Reelin-Related Neurological Disorders and Animal Models
The Reeler mutation was so named because of the alterations in gait that characterize homozygous mice. Several decades after the description of the Reeler phenotype, the mutated protein was discovered and named Reelin (Reln). Reln controls a number of fundamental steps in embryonic and postnatal brain development. A prominent embryonic function is the control of radial neuronal migration. As a consequence, homozygous Reeler mutants show disrupted cell layering in cortical brain structures. Reln also promotes postnatal neuronal maturation. Heterozygous mutants exhibit defects in dendrite extension and synapse formation, correlating with behavioral and cognitive deficits that are detectable at adult ages. The Reln-encoding gene is highly conserved between mice and humans. In humans, homozygous RELN mutations cause lissencephaly with cerebellar hypoplasia, a severe neuronal migration disorder that is reminiscent of the Reeler phenotype. In addition, RELN deficiency or dysfunction is also correlated with psychiatric and cognitive disorders, such as schizophrenia, bipolar disorder and autism, as well as some forms of epilepsy and Alzheimer's disease. Despite the wealth of anatomical studies of the Reeler mouse brain, and the molecular dissection of Reln signaling mechanisms, the consequences of Reln deficiency on the development and function of the human brain are not yet completely understood.

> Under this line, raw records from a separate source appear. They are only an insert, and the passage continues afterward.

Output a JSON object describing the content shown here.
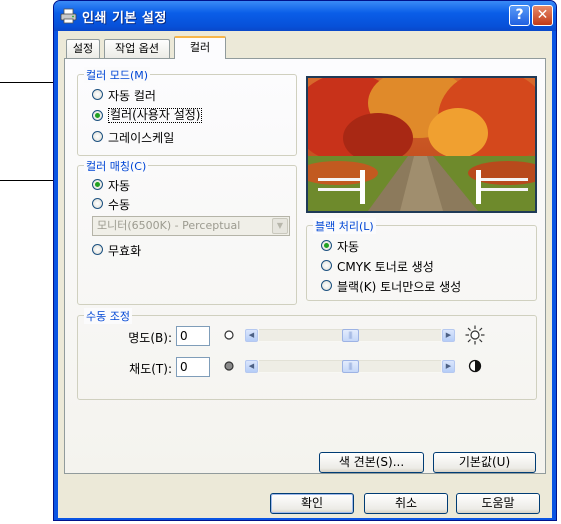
{
  "window": {
    "title": "인쇄 기본 설정",
    "help_label": "?",
    "close_label": "✕"
  },
  "tabs": [
    "설정",
    "작업 옵션",
    "컬러"
  ],
  "color_mode": {
    "legend": "컬러 모드(M)",
    "options": [
      {
        "label": "자동 컬러",
        "selected": false
      },
      {
        "label": "컬러(사용자 설정)",
        "selected": true
      },
      {
        "label": "그레이스케일",
        "selected": false
      }
    ]
  },
  "color_matching": {
    "legend": "컬러 매칭(C)",
    "options": [
      {
        "label": "자동",
        "selected": true
      },
      {
        "label": "수동",
        "selected": false
      },
      {
        "label": "무효화",
        "selected": false
      }
    ],
    "profile_value": "모니터(6500K) - Perceptual"
  },
  "black_processing": {
    "legend": "블랙 처리(L)",
    "options": [
      {
        "label": "자동",
        "selected": true
      },
      {
        "label": "CMYK 토너로 생성",
        "selected": false
      },
      {
        "label": "블랙(K) 토너만으로 생성",
        "selected": false
      }
    ]
  },
  "manual_adjust": {
    "legend": "수동 조정",
    "brightness_label": "명도(B):",
    "brightness_value": "0",
    "saturation_label": "채도(T):",
    "saturation_value": "0",
    "brightness_level": 0.5,
    "saturation_level": 0.5
  },
  "buttons": {
    "color_swatch": "색 견본(S)...",
    "defaults": "기본값(U)",
    "ok": "확인",
    "cancel": "취소",
    "help": "도움말"
  }
}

This Research Topic include reviews that summarize our current knowledge of the molecular aspects of Reln function, original articles that advance our understanding of its expression and function in different brain regions, and reviews that critically assess the potential role of Reln in human psychiatric and cognitive disorders.